    ABSTRACT: The main purpose of present study is determined the relationship between big five factors of personality and perfectionism (positive and negative) with body image. 373 persons of girls student of Alzahra University in BS participated. For measuring variables in this study used NEO-Five Factor Inventory, Farsi version of the Positive and Negative Perfectionism scale (FPANPS) and Body Image Concern Inventory(BICI). To examine reliability of measures, Cronbach's alpha coefficient were used. Analysis of the data involved both descriptive and inferential statistics including means, standard deviations, person's correlation coefficients and regression analysis. Results showed significant positive correlation between neurotism, agreeableness and openness with body image and also significant negative relation between conscientiousness and extraversion. The result also revealed that perfectionism (positive and negative) is the significant predictor for body image. It can be concluded that from factors of personality (consciousness and agreeable) and two dimension of perfectionism can predict the body image and its factors.
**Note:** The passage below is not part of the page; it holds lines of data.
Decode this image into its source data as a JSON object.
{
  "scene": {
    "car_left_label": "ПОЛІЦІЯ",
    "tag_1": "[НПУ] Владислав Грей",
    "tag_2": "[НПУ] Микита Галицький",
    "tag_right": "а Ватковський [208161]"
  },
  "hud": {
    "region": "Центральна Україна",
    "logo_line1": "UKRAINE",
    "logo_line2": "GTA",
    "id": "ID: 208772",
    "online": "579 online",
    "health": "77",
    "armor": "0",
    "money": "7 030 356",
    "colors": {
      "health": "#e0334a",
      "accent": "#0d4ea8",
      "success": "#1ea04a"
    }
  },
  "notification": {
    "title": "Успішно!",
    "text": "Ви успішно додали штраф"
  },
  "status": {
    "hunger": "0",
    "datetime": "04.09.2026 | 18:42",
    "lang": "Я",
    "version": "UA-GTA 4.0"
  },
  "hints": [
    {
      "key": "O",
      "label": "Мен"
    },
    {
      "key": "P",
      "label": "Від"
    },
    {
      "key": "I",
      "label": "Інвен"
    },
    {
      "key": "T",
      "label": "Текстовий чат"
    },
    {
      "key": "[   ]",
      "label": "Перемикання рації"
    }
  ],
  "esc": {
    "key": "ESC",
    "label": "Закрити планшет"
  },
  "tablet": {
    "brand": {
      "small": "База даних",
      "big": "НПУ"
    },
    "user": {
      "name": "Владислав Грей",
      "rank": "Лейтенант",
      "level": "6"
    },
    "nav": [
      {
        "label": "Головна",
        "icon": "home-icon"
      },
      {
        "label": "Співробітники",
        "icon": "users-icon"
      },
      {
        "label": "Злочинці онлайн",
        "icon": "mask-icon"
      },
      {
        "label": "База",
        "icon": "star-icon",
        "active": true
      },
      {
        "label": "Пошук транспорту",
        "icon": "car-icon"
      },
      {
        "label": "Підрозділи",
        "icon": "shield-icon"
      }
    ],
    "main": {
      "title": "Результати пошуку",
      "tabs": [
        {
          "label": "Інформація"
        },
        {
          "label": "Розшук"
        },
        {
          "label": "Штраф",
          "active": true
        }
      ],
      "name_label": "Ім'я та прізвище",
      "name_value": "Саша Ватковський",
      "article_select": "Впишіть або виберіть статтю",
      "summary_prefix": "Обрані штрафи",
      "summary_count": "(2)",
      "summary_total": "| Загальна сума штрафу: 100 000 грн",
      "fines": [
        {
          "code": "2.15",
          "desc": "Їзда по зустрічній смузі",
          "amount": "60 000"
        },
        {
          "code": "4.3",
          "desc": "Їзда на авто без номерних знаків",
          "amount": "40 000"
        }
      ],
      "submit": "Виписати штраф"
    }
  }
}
    Procedia - Social and Behavioral Sciences 01/2011; 15:1015-1019. DOI:10.1016/j.sbspro.2011.03.231
  • Source
    [Show abstract] [Hide abstract]
    ABSTRACT: The goal of this study was to identify the effect of the change in body mass index (BMI) from childhood to adulthood on body image satisfaction at 23 years of age in members of the 1982 Pelotas Birth Cohort in Pelotas, RS, Brazil. The study used data from the 1986 and 2004-5 follow-up studies. Body shape satisfaction was evaluated using the Stunkard scale. Body shape dissatisfaction was defined as the difference between the figures chosen for the current and ideal body size. BMI z-score changes were calculated as the difference between z-score values at 4 and 23 years of age, using the population internal z-score as standard. The analysis was stratified by sex, and multinomial logistic regression was used in crude and adjusted analyses. A total of 1963 men and 1739 women were analyzed. The mean age of the participants in 2004-5 was 22.7 years. Of the participants exhibiting increased BMI z-scores, 17% perceived themselves as thinner than ideal, whereas 48% perceived themselves as fatter than ideal. The prevalence of dissatisfaction was higher in women because they perceived themselves as fatter than ideal on the three categories of z-score change (≥ + 0.5 sd; -0.49 to + 0.49 sd and ≤ -0.5 sd); 81% of women exhibiting an increased BMI z-score reported dissatisfaction. The analysis adjusted for confounding factors revealed that women with increased BMI z-scores were less prone to feel thinner than ideal. Additionally, the increased risk of dissatisfaction due to perceiving oneself as fatter than ideal was similar between men and women (RRR = 3.52 95% CI: 2.17 to 4.56 and RRR = 4.08 95% CI: 3.00 to 5.56, respectively) using -0.49 to +0.49 sd as the reference category. Individuals exhibiting increased BMI z-scores between 4 and 23 years of age reported higher risks of body dissatisfaction at 23 years of age. This finding is important because body dissatisfaction can cause psychological, social, self-esteem problems, and well-being.
    BMC Public Health 12/2015; 15(1):1579. DOI:10.1186/s12889-015-1579-7 · 2.32 Impact Factor